## EXERCISE DETAILS
Look for the string "free" in the material below. Copy every line where you find it.
+++
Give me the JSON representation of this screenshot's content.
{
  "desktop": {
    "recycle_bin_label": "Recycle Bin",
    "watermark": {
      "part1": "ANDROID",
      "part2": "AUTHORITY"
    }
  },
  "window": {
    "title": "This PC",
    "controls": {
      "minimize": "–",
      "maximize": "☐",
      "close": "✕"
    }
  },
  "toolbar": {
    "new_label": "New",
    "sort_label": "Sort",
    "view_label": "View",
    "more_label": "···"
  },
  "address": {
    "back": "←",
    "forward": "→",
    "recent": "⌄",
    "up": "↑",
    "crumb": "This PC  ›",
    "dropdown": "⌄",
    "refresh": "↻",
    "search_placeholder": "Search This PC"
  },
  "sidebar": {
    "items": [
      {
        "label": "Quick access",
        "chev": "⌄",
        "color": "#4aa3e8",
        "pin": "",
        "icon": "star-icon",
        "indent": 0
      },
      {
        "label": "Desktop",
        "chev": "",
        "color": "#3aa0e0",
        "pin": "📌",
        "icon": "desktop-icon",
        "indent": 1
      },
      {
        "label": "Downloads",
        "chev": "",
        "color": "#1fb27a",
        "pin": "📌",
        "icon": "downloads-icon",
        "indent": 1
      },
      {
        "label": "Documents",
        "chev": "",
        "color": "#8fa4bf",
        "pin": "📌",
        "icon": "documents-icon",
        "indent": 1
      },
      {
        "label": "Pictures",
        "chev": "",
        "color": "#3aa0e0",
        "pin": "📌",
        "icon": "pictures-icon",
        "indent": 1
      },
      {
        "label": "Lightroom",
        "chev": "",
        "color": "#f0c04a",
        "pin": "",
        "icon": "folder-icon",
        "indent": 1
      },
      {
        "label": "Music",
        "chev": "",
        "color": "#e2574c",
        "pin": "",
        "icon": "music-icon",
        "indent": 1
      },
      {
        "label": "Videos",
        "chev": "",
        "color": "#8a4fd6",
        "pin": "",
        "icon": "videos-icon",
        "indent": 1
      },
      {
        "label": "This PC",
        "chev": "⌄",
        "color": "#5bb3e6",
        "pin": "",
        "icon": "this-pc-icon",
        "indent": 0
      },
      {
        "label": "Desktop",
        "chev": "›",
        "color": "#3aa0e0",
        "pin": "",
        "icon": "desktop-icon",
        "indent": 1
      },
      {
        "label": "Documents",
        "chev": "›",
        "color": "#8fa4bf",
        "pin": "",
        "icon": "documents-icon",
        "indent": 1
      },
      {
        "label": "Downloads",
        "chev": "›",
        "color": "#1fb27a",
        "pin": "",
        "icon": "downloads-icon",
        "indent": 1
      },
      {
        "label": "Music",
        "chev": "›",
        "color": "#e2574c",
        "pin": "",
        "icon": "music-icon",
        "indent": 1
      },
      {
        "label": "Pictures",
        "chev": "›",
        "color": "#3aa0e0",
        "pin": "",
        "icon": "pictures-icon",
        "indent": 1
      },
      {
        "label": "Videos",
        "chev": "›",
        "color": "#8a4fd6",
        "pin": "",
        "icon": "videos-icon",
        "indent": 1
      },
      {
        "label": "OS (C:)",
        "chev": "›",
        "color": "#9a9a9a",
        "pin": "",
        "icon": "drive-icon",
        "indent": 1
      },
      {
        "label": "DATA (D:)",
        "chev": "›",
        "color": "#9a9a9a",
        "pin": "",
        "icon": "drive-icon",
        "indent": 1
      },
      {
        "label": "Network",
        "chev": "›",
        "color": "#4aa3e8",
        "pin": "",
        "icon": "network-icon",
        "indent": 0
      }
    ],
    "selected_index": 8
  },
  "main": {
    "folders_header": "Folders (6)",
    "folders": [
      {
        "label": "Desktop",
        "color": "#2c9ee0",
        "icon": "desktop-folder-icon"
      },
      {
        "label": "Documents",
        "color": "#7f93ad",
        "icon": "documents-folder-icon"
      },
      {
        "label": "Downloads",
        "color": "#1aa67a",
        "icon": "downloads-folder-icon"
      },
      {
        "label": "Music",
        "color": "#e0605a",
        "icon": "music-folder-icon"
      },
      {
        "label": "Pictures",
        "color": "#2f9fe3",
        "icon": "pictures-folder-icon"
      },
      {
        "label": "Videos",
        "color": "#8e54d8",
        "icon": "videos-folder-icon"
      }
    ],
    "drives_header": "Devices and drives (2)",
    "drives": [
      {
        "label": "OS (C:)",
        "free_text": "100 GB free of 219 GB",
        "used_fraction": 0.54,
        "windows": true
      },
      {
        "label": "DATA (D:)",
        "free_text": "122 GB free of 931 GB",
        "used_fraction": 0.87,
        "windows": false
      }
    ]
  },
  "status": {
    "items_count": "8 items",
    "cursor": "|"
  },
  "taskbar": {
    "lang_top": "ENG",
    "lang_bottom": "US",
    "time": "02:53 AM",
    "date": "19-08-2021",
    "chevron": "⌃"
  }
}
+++
## ANSWER BOX
        "free_text": "100 GB free of 219 GB",
        "free_text": "122 GB free of 931 GB",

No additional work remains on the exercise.